--- Extracted data Enclosed Below ---
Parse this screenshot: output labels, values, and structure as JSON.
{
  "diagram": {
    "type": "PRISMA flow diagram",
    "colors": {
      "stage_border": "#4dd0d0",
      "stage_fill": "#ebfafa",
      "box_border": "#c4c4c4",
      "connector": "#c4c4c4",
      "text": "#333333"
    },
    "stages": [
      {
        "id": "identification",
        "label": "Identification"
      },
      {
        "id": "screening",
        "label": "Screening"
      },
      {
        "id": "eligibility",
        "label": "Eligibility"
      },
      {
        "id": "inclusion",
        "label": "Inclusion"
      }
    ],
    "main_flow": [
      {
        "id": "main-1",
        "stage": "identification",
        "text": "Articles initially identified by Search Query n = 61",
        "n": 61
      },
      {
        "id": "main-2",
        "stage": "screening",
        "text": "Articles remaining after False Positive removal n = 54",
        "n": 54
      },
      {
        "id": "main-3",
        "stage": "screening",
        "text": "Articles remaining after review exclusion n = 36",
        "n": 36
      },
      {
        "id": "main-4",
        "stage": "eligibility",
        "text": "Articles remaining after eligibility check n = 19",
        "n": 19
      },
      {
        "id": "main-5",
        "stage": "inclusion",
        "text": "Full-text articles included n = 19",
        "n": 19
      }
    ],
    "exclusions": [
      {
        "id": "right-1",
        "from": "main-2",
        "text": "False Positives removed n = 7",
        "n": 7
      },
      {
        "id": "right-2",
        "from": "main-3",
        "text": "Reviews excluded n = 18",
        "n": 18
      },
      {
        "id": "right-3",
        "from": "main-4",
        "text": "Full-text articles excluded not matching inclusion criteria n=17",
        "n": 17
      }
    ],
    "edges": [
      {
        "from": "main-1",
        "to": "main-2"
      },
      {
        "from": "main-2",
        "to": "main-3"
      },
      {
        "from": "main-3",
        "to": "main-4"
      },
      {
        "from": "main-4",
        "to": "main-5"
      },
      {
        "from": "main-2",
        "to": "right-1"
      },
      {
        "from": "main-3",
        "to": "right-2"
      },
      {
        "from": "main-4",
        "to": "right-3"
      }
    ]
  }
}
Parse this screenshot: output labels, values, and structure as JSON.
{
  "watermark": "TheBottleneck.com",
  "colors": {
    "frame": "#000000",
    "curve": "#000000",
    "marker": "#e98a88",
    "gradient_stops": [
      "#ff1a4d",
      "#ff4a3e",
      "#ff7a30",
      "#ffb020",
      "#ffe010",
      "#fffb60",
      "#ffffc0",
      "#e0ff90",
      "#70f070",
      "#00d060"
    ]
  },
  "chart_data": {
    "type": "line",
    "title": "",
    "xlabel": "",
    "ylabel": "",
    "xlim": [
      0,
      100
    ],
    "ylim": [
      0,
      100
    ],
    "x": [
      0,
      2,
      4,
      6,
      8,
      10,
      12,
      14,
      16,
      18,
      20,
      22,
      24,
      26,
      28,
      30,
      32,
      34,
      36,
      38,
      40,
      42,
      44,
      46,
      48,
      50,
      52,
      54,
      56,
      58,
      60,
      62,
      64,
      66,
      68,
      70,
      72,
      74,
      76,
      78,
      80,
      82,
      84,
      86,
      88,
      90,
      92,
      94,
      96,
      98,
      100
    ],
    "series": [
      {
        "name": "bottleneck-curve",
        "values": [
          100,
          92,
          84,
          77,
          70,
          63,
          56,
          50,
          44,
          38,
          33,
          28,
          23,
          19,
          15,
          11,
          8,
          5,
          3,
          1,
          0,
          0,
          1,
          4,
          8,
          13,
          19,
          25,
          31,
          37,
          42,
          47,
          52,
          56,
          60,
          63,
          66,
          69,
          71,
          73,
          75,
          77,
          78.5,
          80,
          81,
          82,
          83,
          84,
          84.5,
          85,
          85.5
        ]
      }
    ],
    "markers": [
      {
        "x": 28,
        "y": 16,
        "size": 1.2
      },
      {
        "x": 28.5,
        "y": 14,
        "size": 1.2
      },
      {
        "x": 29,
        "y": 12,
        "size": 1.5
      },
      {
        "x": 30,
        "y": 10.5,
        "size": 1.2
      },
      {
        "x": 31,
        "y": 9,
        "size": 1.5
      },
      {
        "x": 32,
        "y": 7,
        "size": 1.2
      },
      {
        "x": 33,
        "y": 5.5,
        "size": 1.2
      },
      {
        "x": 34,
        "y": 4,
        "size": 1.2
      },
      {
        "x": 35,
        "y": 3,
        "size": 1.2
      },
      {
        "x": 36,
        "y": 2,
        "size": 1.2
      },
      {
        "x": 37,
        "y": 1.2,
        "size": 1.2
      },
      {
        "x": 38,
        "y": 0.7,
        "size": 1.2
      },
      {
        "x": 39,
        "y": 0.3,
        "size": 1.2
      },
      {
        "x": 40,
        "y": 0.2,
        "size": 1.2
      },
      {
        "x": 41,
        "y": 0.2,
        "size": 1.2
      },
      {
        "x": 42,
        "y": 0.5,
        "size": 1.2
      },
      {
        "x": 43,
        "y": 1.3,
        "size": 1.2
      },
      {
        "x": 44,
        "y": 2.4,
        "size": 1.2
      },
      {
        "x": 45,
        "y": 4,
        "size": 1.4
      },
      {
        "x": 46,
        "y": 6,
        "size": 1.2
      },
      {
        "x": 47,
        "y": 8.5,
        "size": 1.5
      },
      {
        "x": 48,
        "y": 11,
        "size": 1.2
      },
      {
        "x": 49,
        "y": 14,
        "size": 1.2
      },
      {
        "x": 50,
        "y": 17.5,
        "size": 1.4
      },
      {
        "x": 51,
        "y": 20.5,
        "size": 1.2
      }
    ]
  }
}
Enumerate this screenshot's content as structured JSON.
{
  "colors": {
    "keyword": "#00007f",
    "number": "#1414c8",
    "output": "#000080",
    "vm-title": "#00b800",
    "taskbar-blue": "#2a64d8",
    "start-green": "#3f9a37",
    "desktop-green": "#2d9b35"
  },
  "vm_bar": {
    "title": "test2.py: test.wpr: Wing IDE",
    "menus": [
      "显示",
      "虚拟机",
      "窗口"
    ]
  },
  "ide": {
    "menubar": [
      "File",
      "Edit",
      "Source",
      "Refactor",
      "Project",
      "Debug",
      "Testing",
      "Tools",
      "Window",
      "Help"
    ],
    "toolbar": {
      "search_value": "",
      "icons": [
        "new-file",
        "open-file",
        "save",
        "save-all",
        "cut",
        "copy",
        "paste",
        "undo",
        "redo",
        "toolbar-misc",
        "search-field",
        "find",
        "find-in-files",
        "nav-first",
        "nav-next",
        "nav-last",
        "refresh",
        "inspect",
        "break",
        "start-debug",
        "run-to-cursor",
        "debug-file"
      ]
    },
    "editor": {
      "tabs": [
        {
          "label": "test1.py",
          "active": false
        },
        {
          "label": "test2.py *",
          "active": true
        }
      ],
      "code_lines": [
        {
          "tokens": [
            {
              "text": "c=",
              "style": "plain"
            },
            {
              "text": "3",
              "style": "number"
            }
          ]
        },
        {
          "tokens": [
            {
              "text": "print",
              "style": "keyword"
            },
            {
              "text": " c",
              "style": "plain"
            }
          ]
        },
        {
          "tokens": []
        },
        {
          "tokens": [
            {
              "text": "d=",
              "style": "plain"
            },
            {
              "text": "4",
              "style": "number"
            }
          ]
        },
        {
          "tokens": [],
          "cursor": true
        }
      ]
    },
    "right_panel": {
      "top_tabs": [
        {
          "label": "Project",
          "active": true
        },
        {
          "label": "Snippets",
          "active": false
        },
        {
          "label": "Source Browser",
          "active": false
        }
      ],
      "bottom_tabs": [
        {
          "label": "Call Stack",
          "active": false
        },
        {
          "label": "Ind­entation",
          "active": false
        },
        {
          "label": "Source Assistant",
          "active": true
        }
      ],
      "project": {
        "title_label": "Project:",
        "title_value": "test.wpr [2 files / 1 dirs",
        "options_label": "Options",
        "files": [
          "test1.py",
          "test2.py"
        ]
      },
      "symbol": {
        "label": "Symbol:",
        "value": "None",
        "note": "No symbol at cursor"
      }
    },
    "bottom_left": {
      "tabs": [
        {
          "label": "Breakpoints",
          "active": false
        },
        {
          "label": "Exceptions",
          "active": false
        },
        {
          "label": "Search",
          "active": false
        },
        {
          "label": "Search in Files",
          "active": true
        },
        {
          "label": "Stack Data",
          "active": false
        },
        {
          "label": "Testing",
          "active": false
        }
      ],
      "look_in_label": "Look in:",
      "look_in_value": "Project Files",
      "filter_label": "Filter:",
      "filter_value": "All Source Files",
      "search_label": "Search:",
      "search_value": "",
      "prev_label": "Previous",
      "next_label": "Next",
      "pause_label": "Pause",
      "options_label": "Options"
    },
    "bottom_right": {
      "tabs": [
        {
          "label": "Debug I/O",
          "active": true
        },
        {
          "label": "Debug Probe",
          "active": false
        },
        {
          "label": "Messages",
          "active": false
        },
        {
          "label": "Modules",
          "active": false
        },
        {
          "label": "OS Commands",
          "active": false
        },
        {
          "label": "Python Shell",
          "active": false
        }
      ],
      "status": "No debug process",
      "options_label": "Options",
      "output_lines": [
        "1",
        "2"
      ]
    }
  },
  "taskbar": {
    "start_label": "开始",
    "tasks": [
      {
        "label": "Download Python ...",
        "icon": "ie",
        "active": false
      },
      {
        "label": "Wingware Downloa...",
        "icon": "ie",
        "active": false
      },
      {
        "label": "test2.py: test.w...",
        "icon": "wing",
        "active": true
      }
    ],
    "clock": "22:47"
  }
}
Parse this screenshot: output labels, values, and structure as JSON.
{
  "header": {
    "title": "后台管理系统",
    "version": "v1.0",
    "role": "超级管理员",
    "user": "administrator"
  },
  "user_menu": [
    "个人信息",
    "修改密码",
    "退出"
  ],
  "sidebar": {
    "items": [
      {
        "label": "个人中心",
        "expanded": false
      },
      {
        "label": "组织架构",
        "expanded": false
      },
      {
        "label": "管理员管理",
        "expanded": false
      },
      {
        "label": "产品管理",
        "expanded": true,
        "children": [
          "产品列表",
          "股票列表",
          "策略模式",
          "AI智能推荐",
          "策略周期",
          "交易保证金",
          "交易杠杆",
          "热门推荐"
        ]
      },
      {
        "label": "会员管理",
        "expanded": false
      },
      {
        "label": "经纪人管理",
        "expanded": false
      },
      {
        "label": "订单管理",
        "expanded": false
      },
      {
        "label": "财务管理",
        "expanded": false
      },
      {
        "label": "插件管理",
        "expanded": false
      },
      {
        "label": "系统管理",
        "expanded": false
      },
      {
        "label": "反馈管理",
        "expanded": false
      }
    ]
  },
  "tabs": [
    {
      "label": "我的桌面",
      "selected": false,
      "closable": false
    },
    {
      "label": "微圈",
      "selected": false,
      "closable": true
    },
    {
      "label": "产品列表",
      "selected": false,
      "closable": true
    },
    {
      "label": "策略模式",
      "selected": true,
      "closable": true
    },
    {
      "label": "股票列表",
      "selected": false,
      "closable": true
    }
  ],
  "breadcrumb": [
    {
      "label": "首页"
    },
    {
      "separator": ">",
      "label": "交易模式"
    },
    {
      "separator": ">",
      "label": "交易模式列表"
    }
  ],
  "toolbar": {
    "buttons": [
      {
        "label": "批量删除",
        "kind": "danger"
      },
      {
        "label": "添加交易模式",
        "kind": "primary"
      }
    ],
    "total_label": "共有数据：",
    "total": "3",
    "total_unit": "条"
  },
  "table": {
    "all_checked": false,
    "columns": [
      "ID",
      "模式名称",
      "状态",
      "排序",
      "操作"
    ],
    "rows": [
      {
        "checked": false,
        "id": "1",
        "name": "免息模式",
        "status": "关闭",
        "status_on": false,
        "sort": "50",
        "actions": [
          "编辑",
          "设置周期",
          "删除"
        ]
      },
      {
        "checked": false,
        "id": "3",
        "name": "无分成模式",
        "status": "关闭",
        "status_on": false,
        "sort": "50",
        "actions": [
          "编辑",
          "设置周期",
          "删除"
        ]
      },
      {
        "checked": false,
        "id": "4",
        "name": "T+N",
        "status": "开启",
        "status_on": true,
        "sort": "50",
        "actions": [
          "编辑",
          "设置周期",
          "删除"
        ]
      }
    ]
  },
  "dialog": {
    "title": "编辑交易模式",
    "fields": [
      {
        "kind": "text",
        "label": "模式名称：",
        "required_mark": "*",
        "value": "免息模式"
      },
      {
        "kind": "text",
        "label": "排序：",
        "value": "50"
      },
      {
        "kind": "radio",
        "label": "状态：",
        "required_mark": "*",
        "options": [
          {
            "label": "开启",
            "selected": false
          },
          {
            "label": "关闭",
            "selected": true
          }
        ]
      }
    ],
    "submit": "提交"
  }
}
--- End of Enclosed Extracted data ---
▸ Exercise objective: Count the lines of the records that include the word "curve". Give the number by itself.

▸ Response box: 2